> **Exercise directions**
Write out each entry again. Keep every word exactly as it is.

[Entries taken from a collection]
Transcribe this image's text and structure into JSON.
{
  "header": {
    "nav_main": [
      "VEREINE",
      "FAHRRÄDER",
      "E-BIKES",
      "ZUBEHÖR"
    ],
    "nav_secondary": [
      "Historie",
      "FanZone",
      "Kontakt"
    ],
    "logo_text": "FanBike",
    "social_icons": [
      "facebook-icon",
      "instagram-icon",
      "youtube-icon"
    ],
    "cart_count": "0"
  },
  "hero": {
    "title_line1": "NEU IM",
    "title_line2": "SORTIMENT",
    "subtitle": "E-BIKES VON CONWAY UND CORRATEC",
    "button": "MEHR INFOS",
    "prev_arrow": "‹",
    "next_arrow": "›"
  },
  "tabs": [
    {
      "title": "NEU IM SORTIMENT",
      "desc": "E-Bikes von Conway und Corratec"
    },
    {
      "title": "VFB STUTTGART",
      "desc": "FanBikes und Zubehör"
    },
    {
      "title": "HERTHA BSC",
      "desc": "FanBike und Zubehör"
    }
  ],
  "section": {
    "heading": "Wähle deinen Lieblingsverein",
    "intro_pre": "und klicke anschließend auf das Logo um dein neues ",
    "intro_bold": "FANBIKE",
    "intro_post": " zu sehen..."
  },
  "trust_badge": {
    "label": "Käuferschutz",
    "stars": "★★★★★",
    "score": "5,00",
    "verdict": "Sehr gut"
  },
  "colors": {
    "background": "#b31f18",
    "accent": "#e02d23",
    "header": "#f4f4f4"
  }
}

> **Output of the exercise**
Transcribe this image's text and structure into JSON.
{
  "header": {
    "nav_main": [
      "VEREINE",
      "FAHRRÄDER",
      "E-BIKES",
      "ZUBEHÖR"
    ],
    "nav_secondary": [
      "Historie",
      "FanZone",
      "Kontakt"
    ],
    "logo_text": "FanBike",
    "social_icons": [
      "facebook-icon",
      "instagram-icon",
      "youtube-icon"
    ],
    "cart_count": "0"
  },
  "hero": {
    "title_line1": "NEU IM",
    "title_line2": "SORTIMENT",
    "subtitle": "E-BIKES VON CONWAY UND CORRATEC",
    "button": "MEHR INFOS",
    "prev_arrow": "‹",
    "next_arrow": "›"
  },
  "tabs": [
    {
      "title": "NEU IM SORTIMENT",
      "desc": "E-Bikes von Conway und Corratec"
    },
    {
      "title": "VFB STUTTGART",
      "desc": "FanBikes und Zubehör"
    },
    {
      "title": "HERTHA BSC",
      "desc": "FanBike und Zubehör"
    }
  ],
  "section": {
    "heading": "Wähle deinen Lieblingsverein",
    "intro_pre": "und klicke anschließend auf das Logo um dein neues ",
    "intro_bold": "FANBIKE",
    "intro_post": " zu sehen..."
  },
  "trust_badge": {
    "label": "Käuferschutz",
    "stars": "★★★★★",
    "score": "5,00",
    "verdict": "Sehr gut"
  },
  "colors": {
    "background": "#b31f18",
    "accent": "#e02d23",
    "header": "#f4f4f4"
  }
}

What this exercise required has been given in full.